* _What you are asked to do_
If a line in the entries below contains "JSON", copy it.

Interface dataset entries
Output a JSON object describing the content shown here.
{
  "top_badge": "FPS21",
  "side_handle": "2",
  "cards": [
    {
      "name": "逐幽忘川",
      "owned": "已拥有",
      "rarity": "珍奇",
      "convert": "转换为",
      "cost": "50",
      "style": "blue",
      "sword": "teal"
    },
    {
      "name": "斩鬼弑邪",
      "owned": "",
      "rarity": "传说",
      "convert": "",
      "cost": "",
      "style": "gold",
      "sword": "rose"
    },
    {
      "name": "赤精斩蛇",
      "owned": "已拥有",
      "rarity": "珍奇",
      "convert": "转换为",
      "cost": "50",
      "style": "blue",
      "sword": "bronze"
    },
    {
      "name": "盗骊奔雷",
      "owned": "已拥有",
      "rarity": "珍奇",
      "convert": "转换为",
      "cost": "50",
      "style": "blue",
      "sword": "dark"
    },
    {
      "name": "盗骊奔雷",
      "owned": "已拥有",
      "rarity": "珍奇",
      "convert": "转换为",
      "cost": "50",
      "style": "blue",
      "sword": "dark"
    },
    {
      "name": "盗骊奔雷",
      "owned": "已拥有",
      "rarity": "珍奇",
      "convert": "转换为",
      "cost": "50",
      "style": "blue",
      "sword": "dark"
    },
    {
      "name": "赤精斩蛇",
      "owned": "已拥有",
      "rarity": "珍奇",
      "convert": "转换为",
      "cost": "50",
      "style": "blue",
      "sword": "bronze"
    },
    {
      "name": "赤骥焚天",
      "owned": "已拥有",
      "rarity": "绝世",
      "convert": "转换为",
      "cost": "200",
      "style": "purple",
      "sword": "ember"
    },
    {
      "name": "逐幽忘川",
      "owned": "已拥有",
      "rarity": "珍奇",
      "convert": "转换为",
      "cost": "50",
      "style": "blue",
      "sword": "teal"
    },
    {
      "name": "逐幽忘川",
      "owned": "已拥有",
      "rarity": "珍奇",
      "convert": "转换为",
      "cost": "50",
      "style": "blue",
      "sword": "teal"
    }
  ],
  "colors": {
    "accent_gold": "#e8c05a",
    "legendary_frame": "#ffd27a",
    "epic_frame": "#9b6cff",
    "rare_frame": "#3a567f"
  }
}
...
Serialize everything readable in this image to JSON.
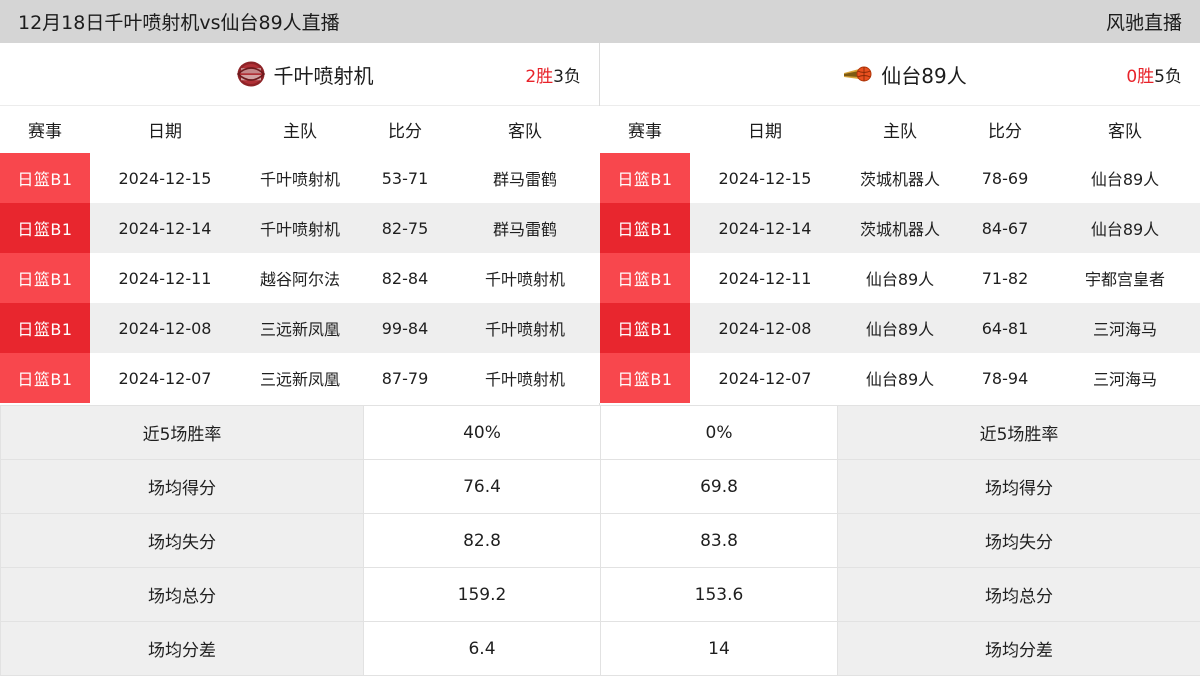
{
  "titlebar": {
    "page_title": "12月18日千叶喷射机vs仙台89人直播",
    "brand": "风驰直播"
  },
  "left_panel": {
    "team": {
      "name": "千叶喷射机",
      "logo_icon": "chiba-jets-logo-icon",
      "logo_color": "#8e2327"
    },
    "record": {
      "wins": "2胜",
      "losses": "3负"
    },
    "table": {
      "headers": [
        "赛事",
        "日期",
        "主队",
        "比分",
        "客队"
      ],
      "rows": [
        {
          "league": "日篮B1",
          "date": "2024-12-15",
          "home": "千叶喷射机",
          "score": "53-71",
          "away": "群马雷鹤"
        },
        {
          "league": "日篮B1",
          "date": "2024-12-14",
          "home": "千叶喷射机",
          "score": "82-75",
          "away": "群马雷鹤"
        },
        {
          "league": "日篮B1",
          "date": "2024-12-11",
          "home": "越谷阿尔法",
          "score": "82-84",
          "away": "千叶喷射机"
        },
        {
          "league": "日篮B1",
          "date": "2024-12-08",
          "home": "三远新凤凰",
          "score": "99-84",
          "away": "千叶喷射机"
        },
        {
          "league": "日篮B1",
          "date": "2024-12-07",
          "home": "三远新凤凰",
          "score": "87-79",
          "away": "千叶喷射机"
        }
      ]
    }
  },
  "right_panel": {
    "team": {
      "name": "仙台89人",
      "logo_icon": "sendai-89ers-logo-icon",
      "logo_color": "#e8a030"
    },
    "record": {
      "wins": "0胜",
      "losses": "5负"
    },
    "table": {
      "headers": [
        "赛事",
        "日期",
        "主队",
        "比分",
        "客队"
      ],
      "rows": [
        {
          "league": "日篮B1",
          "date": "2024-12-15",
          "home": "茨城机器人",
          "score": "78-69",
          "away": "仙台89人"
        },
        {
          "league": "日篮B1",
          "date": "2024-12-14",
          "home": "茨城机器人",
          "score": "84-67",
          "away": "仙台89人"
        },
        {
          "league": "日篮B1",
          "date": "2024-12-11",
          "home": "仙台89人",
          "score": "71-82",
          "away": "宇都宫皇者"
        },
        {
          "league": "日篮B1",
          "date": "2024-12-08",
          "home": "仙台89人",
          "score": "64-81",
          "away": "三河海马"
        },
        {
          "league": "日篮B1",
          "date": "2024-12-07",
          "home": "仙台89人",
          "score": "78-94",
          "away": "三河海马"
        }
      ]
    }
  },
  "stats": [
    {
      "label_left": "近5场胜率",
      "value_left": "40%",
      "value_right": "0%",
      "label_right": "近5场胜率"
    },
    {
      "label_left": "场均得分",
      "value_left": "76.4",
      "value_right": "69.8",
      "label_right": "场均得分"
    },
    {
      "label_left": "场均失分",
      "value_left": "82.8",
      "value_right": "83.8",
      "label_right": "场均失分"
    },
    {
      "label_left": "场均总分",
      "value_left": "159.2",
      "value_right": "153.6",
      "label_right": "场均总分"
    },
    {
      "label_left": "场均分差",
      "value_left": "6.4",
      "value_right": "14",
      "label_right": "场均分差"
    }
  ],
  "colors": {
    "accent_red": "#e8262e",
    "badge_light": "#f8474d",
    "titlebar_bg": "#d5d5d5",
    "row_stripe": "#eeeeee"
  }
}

* _Result for this exercise_
Output a JSON object describing the content shown here.
Serialize everything readable in this image to JSON.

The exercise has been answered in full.